A complete, exact copy of the records below is the required result.

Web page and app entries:

____

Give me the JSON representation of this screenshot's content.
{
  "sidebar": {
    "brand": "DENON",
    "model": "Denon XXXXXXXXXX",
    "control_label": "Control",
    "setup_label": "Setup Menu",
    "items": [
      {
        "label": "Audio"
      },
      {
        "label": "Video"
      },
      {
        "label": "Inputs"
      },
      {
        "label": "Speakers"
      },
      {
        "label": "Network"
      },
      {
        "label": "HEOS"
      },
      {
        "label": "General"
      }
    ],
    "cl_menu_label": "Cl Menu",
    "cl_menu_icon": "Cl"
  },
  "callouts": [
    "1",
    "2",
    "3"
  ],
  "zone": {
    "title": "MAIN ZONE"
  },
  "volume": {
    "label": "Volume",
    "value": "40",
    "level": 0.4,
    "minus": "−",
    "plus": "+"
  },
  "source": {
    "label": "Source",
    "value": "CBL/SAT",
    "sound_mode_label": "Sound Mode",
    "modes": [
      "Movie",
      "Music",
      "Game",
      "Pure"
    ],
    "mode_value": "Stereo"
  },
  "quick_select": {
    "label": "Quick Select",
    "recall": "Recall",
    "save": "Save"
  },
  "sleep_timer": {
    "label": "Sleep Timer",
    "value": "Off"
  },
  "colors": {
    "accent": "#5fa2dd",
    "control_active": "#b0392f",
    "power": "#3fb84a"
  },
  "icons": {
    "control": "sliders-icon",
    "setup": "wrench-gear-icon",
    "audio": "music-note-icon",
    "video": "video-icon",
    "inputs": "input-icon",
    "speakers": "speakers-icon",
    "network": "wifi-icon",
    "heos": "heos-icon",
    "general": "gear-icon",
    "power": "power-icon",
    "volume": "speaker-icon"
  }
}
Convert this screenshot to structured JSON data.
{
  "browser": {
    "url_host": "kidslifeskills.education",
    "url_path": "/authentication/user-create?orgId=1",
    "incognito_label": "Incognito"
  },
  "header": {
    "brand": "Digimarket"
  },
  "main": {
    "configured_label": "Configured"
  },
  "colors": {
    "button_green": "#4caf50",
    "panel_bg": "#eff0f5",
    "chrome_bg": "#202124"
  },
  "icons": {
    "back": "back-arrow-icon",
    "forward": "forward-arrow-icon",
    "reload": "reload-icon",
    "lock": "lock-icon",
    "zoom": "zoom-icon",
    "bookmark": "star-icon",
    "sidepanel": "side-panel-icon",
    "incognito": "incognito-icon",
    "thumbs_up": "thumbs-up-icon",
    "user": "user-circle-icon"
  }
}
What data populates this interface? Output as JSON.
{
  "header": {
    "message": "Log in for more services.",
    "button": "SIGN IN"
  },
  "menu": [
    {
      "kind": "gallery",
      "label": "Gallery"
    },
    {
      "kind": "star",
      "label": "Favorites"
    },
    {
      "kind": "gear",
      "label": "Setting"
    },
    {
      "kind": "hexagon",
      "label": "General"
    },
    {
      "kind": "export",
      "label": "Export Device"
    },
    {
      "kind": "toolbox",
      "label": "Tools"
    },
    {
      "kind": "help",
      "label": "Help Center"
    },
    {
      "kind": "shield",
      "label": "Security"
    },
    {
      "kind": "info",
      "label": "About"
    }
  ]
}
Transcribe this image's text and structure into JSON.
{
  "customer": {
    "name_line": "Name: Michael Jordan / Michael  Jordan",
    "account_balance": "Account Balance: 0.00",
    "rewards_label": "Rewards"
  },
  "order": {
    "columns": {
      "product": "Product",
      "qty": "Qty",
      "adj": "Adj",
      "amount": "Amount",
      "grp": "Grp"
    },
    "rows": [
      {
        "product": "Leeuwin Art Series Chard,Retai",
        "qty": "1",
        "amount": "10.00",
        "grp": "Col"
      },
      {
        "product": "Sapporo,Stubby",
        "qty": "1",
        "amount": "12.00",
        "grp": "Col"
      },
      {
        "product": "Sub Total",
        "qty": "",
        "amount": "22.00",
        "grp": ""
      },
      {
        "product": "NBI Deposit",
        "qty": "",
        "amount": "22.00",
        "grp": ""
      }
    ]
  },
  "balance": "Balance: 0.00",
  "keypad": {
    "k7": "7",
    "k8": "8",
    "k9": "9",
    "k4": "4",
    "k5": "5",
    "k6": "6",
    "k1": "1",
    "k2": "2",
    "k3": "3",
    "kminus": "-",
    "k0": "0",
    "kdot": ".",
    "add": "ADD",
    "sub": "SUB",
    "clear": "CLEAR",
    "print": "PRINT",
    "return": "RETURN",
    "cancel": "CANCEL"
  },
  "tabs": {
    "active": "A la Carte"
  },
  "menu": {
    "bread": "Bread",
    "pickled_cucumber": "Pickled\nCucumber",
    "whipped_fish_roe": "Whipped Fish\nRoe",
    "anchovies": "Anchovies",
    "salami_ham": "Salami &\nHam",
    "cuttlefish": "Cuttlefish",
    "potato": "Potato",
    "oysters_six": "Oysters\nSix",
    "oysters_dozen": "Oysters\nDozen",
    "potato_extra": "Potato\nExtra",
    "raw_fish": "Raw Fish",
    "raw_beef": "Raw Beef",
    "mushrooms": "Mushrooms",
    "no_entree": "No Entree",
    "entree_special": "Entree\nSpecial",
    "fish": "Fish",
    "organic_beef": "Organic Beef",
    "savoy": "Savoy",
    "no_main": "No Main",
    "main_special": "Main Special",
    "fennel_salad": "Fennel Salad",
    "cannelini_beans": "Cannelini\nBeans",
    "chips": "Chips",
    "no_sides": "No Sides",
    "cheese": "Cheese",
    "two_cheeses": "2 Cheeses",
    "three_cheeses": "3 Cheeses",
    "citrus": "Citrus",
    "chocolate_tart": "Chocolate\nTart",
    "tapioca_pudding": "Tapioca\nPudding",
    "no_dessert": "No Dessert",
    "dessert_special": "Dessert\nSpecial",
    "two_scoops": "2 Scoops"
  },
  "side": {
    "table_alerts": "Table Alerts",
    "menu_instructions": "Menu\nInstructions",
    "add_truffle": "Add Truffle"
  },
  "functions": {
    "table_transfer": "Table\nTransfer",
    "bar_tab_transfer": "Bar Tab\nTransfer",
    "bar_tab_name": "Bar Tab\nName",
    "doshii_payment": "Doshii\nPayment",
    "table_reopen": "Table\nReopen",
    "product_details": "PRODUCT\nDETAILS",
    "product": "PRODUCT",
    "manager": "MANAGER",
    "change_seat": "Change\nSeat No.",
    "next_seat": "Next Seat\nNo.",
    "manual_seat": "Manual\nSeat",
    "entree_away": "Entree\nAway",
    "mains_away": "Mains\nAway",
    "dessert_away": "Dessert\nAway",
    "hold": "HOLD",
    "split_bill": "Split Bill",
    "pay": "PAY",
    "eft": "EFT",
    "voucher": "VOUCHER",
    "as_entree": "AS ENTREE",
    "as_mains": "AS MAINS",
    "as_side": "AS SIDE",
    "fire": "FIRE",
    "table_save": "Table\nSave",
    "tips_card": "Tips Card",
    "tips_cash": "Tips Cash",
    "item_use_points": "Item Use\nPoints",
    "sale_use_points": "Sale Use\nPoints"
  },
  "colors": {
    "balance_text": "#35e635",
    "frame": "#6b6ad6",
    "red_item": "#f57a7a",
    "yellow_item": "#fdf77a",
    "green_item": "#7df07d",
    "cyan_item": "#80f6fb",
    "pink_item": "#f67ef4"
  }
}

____

_Expected output_:
Give me the JSON representation of this screenshot's content.
{
  "sidebar": {
    "brand": "DENON",
    "model": "Denon XXXXXXXXXX",
    "control_label": "Control",
    "setup_label": "Setup Menu",
    "items": [
      {
        "label": "Audio"
      },
      {
        "label": "Video"
      },
      {
        "label": "Inputs"
      },
      {
        "label": "Speakers"
      },
      {
        "label": "Network"
      },
      {
        "label": "HEOS"
      },
      {
        "label": "General"
      }
    ],
    "cl_menu_label": "Cl Menu",
    "cl_menu_icon": "Cl"
  },
  "callouts": [
    "1",
    "2",
    "3"
  ],
  "zone": {
    "title": "MAIN ZONE"
  },
  "volume": {
    "label": "Volume",
    "value": "40",
    "level": 0.4,
    "minus": "−",
    "plus": "+"
  },
  "source": {
    "label": "Source",
    "value": "CBL/SAT",
    "sound_mode_label": "Sound Mode",
    "modes": [
      "Movie",
      "Music",
      "Game",
      "Pure"
    ],
    "mode_value": "Stereo"
  },
  "quick_select": {
    "label": "Quick Select",
    "recall": "Recall",
    "save": "Save"
  },
  "sleep_timer": {
    "label": "Sleep Timer",
    "value": "Off"
  },
  "colors": {
    "accent": "#5fa2dd",
    "control_active": "#b0392f",
    "power": "#3fb84a"
  },
  "icons": {
    "control": "sliders-icon",
    "setup": "wrench-gear-icon",
    "audio": "music-note-icon",
    "video": "video-icon",
    "inputs": "input-icon",
    "speakers": "speakers-icon",
    "network": "wifi-icon",
    "heos": "heos-icon",
    "general": "gear-icon",
    "power": "power-icon",
    "volume": "speaker-icon"
  }
}
Convert this screenshot to structured JSON data.
{
  "browser": {
    "url_host": "kidslifeskills.education",
    "url_path": "/authentication/user-create?orgId=1",
    "incognito_label": "Incognito"
  },
  "header": {
    "brand": "Digimarket"
  },
  "main": {
    "configured_label": "Configured"
  },
  "colors": {
    "button_green": "#4caf50",
    "panel_bg": "#eff0f5",
    "chrome_bg": "#202124"
  },
  "icons": {
    "back": "back-arrow-icon",
    "forward": "forward-arrow-icon",
    "reload": "reload-icon",
    "lock": "lock-icon",
    "zoom": "zoom-icon",
    "bookmark": "star-icon",
    "sidepanel": "side-panel-icon",
    "incognito": "incognito-icon",
    "thumbs_up": "thumbs-up-icon",
    "user": "user-circle-icon"
  }
}
What data populates this interface? Output as JSON.
{
  "header": {
    "message": "Log in for more services.",
    "button": "SIGN IN"
  },
  "menu": [
    {
      "kind": "gallery",
      "label": "Gallery"
    },
    {
      "kind": "star",
      "label": "Favorites"
    },
    {
      "kind": "gear",
      "label": "Setting"
    },
    {
      "kind": "hexagon",
      "label": "General"
    },
    {
      "kind": "export",
      "label": "Export Device"
    },
    {
      "kind": "toolbox",
      "label": "Tools"
    },
    {
      "kind": "help",
      "label": "Help Center"
    },
    {
      "kind": "shield",
      "label": "Security"
    },
    {
      "kind": "info",
      "label": "About"
    }
  ]
}
Transcribe this image's text and structure into JSON.
{
  "customer": {
    "name_line": "Name: Michael Jordan / Michael  Jordan",
    "account_balance": "Account Balance: 0.00",
    "rewards_label": "Rewards"
  },
  "order": {
    "columns": {
      "product": "Product",
      "qty": "Qty",
      "adj": "Adj",
      "amount": "Amount",
      "grp": "Grp"
    },
    "rows": [
      {
        "product": "Leeuwin Art Series Chard,Retai",
        "qty": "1",
        "amount": "10.00",
        "grp": "Col"
      },
      {
        "product": "Sapporo,Stubby",
        "qty": "1",
        "amount": "12.00",
        "grp": "Col"
      },
      {
        "product": "Sub Total",
        "qty": "",
        "amount": "22.00",
        "grp": ""
      },
      {
        "product": "NBI Deposit",
        "qty": "",
        "amount": "22.00",
        "grp": ""
      }
    ]
  },
  "balance": "Balance: 0.00",
  "keypad": {
    "k7": "7",
    "k8": "8",
    "k9": "9",
    "k4": "4",
    "k5": "5",
    "k6": "6",
    "k1": "1",
    "k2": "2",
    "k3": "3",
    "kminus": "-",
    "k0": "0",
    "kdot": ".",
    "add": "ADD",
    "sub": "SUB",
    "clear": "CLEAR",
    "print": "PRINT",
    "return": "RETURN",
    "cancel": "CANCEL"
  },
  "tabs": {
    "active": "A la Carte"
  },
  "menu": {
    "bread": "Bread",
    "pickled_cucumber": "Pickled\nCucumber",
    "whipped_fish_roe": "Whipped Fish\nRoe",
    "anchovies": "Anchovies",
    "salami_ham": "Salami &\nHam",
    "cuttlefish": "Cuttlefish",
    "potato": "Potato",
    "oysters_six": "Oysters\nSix",
    "oysters_dozen": "Oysters\nDozen",
    "potato_extra": "Potato\nExtra",
    "raw_fish": "Raw Fish",
    "raw_beef": "Raw Beef",
    "mushrooms": "Mushrooms",
    "no_entree": "No Entree",
    "entree_special": "Entree\nSpecial",
    "fish": "Fish",
    "organic_beef": "Organic Beef",
    "savoy": "Savoy",
    "no_main": "No Main",
    "main_special": "Main Special",
    "fennel_salad": "Fennel Salad",
    "cannelini_beans": "Cannelini\nBeans",
    "chips": "Chips",
    "no_sides": "No Sides",
    "cheese": "Cheese",
    "two_cheeses": "2 Cheeses",
    "three_cheeses": "3 Cheeses",
    "citrus": "Citrus",
    "chocolate_tart": "Chocolate\nTart",
    "tapioca_pudding": "Tapioca\nPudding",
    "no_dessert": "No Dessert",
    "dessert_special": "Dessert\nSpecial",
    "two_scoops": "2 Scoops"
  },
  "side": {
    "table_alerts": "Table Alerts",
    "menu_instructions": "Menu\nInstructions",
    "add_truffle": "Add Truffle"
  },
  "functions": {
    "table_transfer": "Table\nTransfer",
    "bar_tab_transfer": "Bar Tab\nTransfer",
    "bar_tab_name": "Bar Tab\nName",
    "doshii_payment": "Doshii\nPayment",
    "table_reopen": "Table\nReopen",
    "product_details": "PRODUCT\nDETAILS",
    "product": "PRODUCT",
    "manager": "MANAGER",
    "change_seat": "Change\nSeat No.",
    "next_seat": "Next Seat\nNo.",
    "manual_seat": "Manual\nSeat",
    "entree_away": "Entree\nAway",
    "mains_away": "Mains\nAway",
    "dessert_away": "Dessert\nAway",
    "hold": "HOLD",
    "split_bill": "Split Bill",
    "pay": "PAY",
    "eft": "EFT",
    "voucher": "VOUCHER",
    "as_entree": "AS ENTREE",
    "as_mains": "AS MAINS",
    "as_side": "AS SIDE",
    "fire": "FIRE",
    "table_save": "Table\nSave",
    "tips_card": "Tips Card",
    "tips_cash": "Tips Cash",
    "item_use_points": "Item Use\nPoints",
    "sale_use_points": "Sale Use\nPoints"
  },
  "colors": {
    "balance_text": "#35e635",
    "frame": "#6b6ad6",
    "red_item": "#f57a7a",
    "yellow_item": "#fdf77a",
    "green_item": "#7df07d",
    "cyan_item": "#80f6fb",
    "pink_item": "#f67ef4"
  }
}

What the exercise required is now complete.